▶ Task to carry out
Throughout the listing below, show every line in which "Windows" occurs.

──────

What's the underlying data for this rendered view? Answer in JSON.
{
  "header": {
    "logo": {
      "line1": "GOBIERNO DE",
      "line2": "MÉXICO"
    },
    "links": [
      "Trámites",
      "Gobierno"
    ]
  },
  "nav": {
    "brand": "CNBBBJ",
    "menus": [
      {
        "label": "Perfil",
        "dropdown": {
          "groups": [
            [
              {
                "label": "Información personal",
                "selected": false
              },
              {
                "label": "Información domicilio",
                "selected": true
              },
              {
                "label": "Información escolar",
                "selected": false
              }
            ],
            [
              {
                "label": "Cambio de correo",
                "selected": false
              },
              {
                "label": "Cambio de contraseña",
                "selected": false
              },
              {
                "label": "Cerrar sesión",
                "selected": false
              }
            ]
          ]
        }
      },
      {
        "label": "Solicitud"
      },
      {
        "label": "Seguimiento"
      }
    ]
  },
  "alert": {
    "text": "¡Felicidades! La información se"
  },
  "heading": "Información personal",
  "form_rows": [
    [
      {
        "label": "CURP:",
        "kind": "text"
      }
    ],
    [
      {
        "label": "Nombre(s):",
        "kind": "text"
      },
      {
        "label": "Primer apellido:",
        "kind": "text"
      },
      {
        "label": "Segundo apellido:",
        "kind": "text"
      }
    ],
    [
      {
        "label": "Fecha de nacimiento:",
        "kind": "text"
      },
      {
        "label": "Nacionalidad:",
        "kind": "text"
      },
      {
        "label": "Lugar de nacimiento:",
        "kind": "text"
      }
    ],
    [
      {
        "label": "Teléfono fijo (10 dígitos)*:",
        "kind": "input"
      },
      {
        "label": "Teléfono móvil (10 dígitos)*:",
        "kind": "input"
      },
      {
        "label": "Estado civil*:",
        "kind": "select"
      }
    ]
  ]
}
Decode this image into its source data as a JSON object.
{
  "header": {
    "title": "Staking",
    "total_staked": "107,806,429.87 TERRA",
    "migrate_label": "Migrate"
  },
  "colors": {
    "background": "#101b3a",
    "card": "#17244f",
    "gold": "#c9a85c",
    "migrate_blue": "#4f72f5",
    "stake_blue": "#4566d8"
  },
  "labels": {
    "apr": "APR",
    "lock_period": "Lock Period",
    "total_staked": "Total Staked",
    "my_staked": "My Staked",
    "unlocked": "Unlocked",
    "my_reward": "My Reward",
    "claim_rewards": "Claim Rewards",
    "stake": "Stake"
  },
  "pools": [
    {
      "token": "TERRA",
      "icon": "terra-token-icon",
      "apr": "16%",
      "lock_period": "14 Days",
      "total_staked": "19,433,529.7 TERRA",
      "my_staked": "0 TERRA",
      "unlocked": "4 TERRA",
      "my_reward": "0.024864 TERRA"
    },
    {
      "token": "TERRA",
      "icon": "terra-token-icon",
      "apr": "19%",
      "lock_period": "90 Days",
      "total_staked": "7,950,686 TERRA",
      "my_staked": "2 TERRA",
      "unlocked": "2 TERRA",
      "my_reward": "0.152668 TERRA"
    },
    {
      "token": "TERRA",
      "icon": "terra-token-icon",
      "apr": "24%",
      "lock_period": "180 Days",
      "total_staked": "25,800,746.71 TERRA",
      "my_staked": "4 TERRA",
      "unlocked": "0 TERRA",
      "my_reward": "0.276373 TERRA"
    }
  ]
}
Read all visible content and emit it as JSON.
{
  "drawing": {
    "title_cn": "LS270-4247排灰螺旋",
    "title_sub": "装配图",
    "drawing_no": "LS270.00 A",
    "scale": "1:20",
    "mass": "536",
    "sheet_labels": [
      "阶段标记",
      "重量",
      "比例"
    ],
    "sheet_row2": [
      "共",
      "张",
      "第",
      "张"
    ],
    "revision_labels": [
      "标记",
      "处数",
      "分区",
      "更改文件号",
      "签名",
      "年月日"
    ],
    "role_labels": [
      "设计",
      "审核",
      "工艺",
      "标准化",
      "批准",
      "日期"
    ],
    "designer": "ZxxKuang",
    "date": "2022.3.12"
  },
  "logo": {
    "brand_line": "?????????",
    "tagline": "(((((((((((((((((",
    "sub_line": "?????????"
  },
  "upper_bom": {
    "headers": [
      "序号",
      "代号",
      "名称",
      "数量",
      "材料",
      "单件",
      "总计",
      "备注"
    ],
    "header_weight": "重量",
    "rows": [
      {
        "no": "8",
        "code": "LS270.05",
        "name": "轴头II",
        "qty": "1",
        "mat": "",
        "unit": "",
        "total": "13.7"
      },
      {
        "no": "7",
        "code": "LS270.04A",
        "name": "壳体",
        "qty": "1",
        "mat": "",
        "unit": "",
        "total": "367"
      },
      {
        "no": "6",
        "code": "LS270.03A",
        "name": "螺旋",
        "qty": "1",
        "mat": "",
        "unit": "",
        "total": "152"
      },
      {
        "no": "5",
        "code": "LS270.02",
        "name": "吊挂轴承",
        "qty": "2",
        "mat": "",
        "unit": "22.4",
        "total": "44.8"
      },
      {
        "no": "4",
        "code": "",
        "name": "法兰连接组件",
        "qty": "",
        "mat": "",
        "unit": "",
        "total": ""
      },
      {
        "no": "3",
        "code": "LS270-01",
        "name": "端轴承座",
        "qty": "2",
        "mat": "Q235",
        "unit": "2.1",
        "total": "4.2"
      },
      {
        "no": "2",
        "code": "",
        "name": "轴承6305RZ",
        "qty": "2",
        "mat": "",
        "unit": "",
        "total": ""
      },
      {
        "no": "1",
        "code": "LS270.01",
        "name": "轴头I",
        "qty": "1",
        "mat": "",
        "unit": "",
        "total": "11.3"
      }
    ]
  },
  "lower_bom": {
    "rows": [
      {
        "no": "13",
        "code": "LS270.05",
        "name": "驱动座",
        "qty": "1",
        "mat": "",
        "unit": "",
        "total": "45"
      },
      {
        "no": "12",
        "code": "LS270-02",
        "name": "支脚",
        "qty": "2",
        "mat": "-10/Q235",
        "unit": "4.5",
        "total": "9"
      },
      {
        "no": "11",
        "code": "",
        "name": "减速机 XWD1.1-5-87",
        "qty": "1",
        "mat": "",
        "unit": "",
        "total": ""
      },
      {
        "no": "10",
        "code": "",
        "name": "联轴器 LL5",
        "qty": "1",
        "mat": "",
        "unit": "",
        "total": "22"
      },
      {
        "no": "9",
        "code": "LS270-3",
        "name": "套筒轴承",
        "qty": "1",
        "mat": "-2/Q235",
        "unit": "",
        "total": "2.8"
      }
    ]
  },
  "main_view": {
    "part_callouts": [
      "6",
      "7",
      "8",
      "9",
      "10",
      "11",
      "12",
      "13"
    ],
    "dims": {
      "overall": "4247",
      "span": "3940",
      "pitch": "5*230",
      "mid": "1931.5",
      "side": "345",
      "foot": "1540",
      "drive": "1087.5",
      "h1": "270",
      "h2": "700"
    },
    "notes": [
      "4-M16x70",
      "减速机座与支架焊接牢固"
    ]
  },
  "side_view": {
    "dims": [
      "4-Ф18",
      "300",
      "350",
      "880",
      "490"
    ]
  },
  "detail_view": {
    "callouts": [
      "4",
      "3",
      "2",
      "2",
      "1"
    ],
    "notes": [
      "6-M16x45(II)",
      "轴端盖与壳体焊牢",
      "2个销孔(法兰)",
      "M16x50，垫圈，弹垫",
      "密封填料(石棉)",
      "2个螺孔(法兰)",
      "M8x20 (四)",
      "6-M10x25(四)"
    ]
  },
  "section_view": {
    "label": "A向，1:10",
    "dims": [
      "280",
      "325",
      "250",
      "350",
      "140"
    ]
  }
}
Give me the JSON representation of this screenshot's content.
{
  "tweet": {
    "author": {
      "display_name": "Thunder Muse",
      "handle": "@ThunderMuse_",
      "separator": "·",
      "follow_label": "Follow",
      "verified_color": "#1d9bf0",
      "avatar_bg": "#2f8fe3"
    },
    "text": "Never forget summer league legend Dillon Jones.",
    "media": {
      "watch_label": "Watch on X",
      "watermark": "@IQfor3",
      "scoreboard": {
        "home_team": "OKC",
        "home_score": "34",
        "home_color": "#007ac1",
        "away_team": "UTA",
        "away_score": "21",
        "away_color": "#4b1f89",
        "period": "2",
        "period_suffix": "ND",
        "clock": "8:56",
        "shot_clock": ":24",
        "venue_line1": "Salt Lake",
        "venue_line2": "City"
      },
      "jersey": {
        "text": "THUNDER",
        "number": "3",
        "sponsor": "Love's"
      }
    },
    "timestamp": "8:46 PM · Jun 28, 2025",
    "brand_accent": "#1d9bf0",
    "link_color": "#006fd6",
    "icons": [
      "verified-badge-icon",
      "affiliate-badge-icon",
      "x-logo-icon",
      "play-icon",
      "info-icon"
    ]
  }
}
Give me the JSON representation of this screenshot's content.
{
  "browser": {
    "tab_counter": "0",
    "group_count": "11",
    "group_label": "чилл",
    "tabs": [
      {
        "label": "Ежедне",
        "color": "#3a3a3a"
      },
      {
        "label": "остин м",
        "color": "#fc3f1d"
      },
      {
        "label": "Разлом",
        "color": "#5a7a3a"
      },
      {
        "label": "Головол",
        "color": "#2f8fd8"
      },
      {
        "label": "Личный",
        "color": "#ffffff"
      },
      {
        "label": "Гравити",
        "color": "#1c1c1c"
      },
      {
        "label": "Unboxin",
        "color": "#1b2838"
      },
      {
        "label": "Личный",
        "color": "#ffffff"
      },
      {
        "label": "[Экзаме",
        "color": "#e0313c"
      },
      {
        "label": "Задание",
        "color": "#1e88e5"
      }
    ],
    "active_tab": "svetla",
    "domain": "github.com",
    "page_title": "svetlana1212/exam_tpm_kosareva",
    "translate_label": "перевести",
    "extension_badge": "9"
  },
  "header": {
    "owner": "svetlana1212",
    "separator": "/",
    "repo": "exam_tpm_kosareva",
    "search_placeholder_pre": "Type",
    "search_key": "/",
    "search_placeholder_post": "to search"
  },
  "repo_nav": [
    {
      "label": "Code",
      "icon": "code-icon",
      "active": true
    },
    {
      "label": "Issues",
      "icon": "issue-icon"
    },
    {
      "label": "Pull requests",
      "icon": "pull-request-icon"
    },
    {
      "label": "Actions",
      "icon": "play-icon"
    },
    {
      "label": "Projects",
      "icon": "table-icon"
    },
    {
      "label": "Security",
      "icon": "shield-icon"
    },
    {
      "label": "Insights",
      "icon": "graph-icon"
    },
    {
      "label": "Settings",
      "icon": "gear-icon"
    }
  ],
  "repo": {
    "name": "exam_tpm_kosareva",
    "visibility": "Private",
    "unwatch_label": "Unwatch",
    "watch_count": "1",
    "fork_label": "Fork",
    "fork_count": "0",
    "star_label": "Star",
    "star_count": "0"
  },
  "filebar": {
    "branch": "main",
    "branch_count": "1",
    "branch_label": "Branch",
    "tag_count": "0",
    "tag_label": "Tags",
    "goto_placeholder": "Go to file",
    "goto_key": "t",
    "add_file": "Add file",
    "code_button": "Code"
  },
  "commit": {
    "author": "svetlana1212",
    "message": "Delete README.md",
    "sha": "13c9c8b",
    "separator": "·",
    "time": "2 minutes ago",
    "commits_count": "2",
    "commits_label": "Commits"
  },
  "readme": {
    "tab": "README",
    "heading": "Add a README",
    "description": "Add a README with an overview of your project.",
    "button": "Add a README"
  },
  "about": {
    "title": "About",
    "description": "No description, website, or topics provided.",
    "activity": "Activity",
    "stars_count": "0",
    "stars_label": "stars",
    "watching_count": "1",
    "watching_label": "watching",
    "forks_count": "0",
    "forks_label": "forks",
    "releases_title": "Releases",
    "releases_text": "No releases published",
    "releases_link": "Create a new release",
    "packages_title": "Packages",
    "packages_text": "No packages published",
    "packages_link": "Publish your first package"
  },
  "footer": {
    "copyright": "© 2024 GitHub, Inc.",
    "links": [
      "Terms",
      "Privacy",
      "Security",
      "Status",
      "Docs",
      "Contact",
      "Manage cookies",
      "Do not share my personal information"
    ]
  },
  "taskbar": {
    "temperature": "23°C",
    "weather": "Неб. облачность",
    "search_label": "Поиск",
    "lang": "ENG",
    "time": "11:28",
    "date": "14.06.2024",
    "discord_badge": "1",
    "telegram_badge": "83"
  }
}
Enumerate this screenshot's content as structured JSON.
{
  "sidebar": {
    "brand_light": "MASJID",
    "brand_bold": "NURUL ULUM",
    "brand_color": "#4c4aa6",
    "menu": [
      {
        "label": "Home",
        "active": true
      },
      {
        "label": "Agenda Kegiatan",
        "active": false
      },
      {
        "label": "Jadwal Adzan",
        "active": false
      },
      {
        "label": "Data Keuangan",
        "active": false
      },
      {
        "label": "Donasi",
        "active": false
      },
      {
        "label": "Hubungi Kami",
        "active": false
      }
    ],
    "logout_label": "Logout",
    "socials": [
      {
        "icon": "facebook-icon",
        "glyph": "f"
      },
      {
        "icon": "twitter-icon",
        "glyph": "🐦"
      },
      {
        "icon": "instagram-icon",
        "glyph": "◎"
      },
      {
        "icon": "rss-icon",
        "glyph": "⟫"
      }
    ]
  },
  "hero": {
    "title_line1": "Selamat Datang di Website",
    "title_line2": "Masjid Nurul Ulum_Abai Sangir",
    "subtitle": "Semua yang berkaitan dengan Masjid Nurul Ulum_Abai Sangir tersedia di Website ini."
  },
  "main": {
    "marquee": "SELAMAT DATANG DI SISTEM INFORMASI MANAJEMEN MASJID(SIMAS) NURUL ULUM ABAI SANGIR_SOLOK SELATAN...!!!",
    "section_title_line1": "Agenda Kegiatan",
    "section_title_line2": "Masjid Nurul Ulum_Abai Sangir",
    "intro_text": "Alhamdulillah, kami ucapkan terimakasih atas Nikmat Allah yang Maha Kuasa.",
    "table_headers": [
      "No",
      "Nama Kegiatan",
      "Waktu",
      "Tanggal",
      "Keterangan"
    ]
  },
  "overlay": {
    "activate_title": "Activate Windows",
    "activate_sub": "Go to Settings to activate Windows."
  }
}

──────

▶ Response for this exercise
    "activate_title": "Activate Windows",
    "activate_sub": "Go to Settings to activate Windows."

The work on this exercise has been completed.